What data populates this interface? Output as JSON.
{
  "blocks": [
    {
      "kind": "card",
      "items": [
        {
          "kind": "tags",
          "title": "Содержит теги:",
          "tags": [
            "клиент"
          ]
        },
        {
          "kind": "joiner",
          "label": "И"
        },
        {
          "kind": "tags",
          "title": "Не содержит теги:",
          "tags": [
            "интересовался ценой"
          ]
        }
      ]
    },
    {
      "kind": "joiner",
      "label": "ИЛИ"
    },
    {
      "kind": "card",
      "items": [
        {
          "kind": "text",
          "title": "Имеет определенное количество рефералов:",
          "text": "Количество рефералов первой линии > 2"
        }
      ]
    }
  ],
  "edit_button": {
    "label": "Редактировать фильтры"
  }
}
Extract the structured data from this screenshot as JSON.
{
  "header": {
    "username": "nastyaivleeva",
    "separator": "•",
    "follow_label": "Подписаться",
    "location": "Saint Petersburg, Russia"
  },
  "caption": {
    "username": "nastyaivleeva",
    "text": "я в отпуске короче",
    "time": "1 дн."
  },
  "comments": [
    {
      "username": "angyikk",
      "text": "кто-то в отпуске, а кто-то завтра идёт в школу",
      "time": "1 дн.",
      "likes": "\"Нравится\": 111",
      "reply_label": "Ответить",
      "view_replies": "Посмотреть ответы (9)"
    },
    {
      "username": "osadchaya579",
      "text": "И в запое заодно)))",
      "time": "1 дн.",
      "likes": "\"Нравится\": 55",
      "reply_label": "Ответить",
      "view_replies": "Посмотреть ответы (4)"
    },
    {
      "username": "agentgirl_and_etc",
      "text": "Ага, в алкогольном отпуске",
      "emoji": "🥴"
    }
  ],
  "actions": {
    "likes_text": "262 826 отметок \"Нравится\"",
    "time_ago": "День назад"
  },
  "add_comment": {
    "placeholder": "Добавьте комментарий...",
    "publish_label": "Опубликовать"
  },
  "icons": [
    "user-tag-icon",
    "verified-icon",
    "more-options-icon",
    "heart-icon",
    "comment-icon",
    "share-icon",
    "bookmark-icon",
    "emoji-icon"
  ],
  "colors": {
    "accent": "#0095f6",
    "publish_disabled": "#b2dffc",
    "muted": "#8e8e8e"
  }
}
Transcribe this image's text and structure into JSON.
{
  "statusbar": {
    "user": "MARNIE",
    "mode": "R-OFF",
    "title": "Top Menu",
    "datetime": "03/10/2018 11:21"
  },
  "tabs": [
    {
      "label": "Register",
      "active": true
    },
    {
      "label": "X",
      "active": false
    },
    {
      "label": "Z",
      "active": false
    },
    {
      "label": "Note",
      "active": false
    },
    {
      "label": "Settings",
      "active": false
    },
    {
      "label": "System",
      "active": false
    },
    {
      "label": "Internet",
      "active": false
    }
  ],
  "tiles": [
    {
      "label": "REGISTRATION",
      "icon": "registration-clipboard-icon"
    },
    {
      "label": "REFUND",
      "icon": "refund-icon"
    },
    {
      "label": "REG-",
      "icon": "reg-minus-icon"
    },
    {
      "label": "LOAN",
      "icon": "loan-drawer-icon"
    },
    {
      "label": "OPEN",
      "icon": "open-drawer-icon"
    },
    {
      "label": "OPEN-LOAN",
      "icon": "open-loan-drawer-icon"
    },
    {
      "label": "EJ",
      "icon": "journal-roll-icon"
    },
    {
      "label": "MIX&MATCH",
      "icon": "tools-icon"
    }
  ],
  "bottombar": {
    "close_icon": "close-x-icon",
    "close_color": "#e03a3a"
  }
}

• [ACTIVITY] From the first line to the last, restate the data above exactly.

• [ANSWER SPACE]
What data populates this interface? Output as JSON.
{
  "blocks": [
    {
      "kind": "card",
      "items": [
        {
          "kind": "tags",
          "title": "Содержит теги:",
          "tags": [
            "клиент"
          ]
        },
        {
          "kind": "joiner",
          "label": "И"
        },
        {
          "kind": "tags",
          "title": "Не содержит теги:",
          "tags": [
            "интересовался ценой"
          ]
        }
      ]
    },
    {
      "kind": "joiner",
      "label": "ИЛИ"
    },
    {
      "kind": "card",
      "items": [
        {
          "kind": "text",
          "title": "Имеет определенное количество рефералов:",
          "text": "Количество рефералов первой линии > 2"
        }
      ]
    }
  ],
  "edit_button": {
    "label": "Редактировать фильтры"
  }
}
Extract the structured data from this screenshot as JSON.
{
  "header": {
    "username": "nastyaivleeva",
    "separator": "•",
    "follow_label": "Подписаться",
    "location": "Saint Petersburg, Russia"
  },
  "caption": {
    "username": "nastyaivleeva",
    "text": "я в отпуске короче",
    "time": "1 дн."
  },
  "comments": [
    {
      "username": "angyikk",
      "text": "кто-то в отпуске, а кто-то завтра идёт в школу",
      "time": "1 дн.",
      "likes": "\"Нравится\": 111",
      "reply_label": "Ответить",
      "view_replies": "Посмотреть ответы (9)"
    },
    {
      "username": "osadchaya579",
      "text": "И в запое заодно)))",
      "time": "1 дн.",
      "likes": "\"Нравится\": 55",
      "reply_label": "Ответить",
      "view_replies": "Посмотреть ответы (4)"
    },
    {
      "username": "agentgirl_and_etc",
      "text": "Ага, в алкогольном отпуске",
      "emoji": "🥴"
    }
  ],
  "actions": {
    "likes_text": "262 826 отметок \"Нравится\"",
    "time_ago": "День назад"
  },
  "add_comment": {
    "placeholder": "Добавьте комментарий...",
    "publish_label": "Опубликовать"
  },
  "icons": [
    "user-tag-icon",
    "verified-icon",
    "more-options-icon",
    "heart-icon",
    "comment-icon",
    "share-icon",
    "bookmark-icon",
    "emoji-icon"
  ],
  "colors": {
    "accent": "#0095f6",
    "publish_disabled": "#b2dffc",
    "muted": "#8e8e8e"
  }
}
Transcribe this image's text and structure into JSON.
{
  "statusbar": {
    "user": "MARNIE",
    "mode": "R-OFF",
    "title": "Top Menu",
    "datetime": "03/10/2018 11:21"
  },
  "tabs": [
    {
      "label": "Register",
      "active": true
    },
    {
      "label": "X",
      "active": false
    },
    {
      "label": "Z",
      "active": false
    },
    {
      "label": "Note",
      "active": false
    },
    {
      "label": "Settings",
      "active": false
    },
    {
      "label": "System",
      "active": false
    },
    {
      "label": "Internet",
      "active": false
    }
  ],
  "tiles": [
    {
      "label": "REGISTRATION",
      "icon": "registration-clipboard-icon"
    },
    {
      "label": "REFUND",
      "icon": "refund-icon"
    },
    {
      "label": "REG-",
      "icon": "reg-minus-icon"
    },
    {
      "label": "LOAN",
      "icon": "loan-drawer-icon"
    },
    {
      "label": "OPEN",
      "icon": "open-drawer-icon"
    },
    {
      "label": "OPEN-LOAN",
      "icon": "open-loan-drawer-icon"
    },
    {
      "label": "EJ",
      "icon": "journal-roll-icon"
    },
    {
      "label": "MIX&MATCH",
      "icon": "tools-icon"
    }
  ],
  "bottombar": {
    "close_icon": "close-x-icon",
    "close_color": "#e03a3a"
  }
}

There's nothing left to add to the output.